Juneteenth — long celebrated as Texas’ Emancipation Day but gradually an observance across the U.S. — became a federal holiday on Thursday.
The portmanteau of “June” and “Nineteenth” is now officially titled “Juneteenth National Independence Day” — though House Republicans attempted to change the troublesome name (see commentary below).
The holiday sometimes also known as Jubilee Day commemorates the tail-end of American slavery when the Emancipation Proclamation was finally read in Galveston, Texas, on June 19, 1865. Due to slower communications and travel of the time it took several months for slaves in Texas to learn the Civil War had ended and involuntary servitude was abolished. An order read by an occupying Union general sealed the deal.
President Joe Biden signed the holiday into law on Thursday — a pledge made by President Donald Trump during his 2020 re-election campaign.
The bill, S.475 sponsored by U.S. Sen. Edward Markey (D-Mass.), passed the U.S. Senate without objection and the House 415-14. Fourteen House Republicans objected to the use of the phrase “Independence Day” in the formal name of the holiday, while a few others said federal workers did not need another paid day off.
From the hip: Texans are largely jubilant about one of their holidays becoming a nationwide celebration.
But what may have propelled Juneteenth into the federal canon of high holy days was critical race theory — the school of thought that the American founding and other watershed moments in Western history should be re-interpreted through the lens of race relations (a la the 1619 Project).
One of the nay votes, from U.S. Rep. Chip Roy (R-Texas), explains the difficulty with the official name of the holiday.
… Juneteenth should be commemorated as the expression of the realization of the end of slavery in the United States – and I commend those who worked for its passage. I could not vote for this bill, however, because the holiday should not be called “Juneteenth National Independence Day” but rather, “Juneteenth National Emancipation [or Freedom or otherwise] Day.” This name needlessly divides our nation on a matter that should instead bring us together by creating a separate Independence Day based on the color of one’s skin. We asked Democrats to work with us on the floor to change the name to one that properly recognizes the importance of the day without creating a separate “Independence Day,” however, Democrats refused. As a country, we must stop dividing ourselves by race and unite in our common pursuit of the ideals set forth in our Declaration of Independence that all men are created equal.
We couldn’t have said it better. Saturday should be a time of unity and celebration. But leave it to Congressional Democrats to use it as a cultural wedge.
“They weaponize this bill like they weaponize everything else,” said U.S. Rep. Andy Biggs (R-Arizona), preferring that the holiday be called National Emancipation Day. His colleague U.S. Rep. Paul Gosar (R-Arizona) called the choice of name “debunked critical race theory in action.”

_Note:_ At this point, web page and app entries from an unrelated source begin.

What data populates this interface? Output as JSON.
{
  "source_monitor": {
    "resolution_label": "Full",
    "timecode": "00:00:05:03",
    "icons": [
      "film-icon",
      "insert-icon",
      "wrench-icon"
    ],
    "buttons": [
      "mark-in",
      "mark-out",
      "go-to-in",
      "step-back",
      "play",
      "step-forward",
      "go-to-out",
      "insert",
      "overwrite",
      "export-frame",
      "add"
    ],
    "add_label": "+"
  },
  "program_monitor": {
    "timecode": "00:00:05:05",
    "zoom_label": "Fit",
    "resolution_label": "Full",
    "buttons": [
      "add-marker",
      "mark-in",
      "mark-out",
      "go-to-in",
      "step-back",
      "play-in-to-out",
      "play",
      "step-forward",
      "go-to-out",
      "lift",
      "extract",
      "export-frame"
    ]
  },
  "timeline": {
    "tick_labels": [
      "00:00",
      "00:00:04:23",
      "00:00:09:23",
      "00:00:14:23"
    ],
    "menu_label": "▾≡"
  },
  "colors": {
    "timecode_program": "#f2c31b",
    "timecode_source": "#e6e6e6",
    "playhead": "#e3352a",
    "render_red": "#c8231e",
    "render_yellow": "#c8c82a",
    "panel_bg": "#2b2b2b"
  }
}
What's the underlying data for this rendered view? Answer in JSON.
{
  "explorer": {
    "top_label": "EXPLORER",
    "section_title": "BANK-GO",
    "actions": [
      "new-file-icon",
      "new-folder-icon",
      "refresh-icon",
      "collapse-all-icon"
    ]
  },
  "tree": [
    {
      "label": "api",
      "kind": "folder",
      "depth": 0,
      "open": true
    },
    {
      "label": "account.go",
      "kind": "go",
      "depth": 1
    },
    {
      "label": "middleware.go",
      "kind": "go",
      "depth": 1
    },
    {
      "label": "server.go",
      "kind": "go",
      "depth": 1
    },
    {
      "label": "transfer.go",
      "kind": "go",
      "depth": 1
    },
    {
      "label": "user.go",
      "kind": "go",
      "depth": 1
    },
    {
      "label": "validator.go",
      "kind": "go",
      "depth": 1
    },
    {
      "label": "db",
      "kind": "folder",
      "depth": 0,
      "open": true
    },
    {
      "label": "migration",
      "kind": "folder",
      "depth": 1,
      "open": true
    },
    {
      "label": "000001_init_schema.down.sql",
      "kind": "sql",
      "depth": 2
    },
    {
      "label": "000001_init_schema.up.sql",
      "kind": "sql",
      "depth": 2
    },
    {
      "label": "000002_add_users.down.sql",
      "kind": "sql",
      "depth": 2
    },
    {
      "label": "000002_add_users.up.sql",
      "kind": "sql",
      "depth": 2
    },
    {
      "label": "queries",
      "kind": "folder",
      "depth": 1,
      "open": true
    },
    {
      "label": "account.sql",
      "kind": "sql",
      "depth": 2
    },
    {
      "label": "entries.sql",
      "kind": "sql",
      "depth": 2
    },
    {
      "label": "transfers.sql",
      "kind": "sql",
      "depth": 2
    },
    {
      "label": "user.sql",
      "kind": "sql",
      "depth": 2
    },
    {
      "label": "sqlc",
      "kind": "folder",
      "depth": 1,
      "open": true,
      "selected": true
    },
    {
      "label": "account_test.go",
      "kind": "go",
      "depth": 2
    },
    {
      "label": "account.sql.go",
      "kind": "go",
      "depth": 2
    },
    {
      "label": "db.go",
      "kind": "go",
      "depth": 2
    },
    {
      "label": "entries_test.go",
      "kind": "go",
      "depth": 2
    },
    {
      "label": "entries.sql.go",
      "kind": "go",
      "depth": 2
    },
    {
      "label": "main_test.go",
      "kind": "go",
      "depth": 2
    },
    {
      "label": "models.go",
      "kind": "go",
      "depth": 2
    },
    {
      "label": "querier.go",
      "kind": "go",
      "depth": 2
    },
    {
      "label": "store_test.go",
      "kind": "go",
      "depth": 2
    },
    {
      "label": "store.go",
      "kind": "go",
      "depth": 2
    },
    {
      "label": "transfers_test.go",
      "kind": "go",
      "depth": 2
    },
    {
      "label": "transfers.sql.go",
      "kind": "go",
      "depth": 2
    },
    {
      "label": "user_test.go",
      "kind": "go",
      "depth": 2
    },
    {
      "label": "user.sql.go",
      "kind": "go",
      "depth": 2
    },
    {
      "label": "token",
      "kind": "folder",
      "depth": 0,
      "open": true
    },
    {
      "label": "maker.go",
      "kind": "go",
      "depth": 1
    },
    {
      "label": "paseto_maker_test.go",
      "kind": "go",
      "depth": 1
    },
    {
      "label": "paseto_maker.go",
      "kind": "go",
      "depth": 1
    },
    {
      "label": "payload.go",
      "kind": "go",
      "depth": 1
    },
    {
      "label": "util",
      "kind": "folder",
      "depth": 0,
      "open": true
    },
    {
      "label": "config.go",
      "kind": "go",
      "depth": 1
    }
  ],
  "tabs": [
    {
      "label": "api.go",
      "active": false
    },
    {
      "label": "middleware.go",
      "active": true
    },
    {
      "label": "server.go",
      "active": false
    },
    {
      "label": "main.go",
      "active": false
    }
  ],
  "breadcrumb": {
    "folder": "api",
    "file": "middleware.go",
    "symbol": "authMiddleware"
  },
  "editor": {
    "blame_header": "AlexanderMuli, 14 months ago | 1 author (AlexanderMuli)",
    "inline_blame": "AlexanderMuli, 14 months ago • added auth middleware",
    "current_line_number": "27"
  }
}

U.S. Rep. Mo Brooks (R-Alabama) questioned why the holiday does not celebrate the passage of the 13th, 14th, or 15th amendments, or the signing of the Emancipation Proclamation.
“Naming this day ‘National Independence Day’ would create confusion and push Americans to pick one of those two days as their independence day based on their racial identity,” said U.S. Rep. Thomas Massie (R-Kentucky).
In the same way the now-debunked 1619 Project attempts to create an alternate founding narrative for the U.S. we are now well on our way to an alternative date for American independence.
Meanwhile, nearly a million unborn children are aborted in the U.S. every year and have yet to be emancipated. When that day comes do we get to set another “independence day?”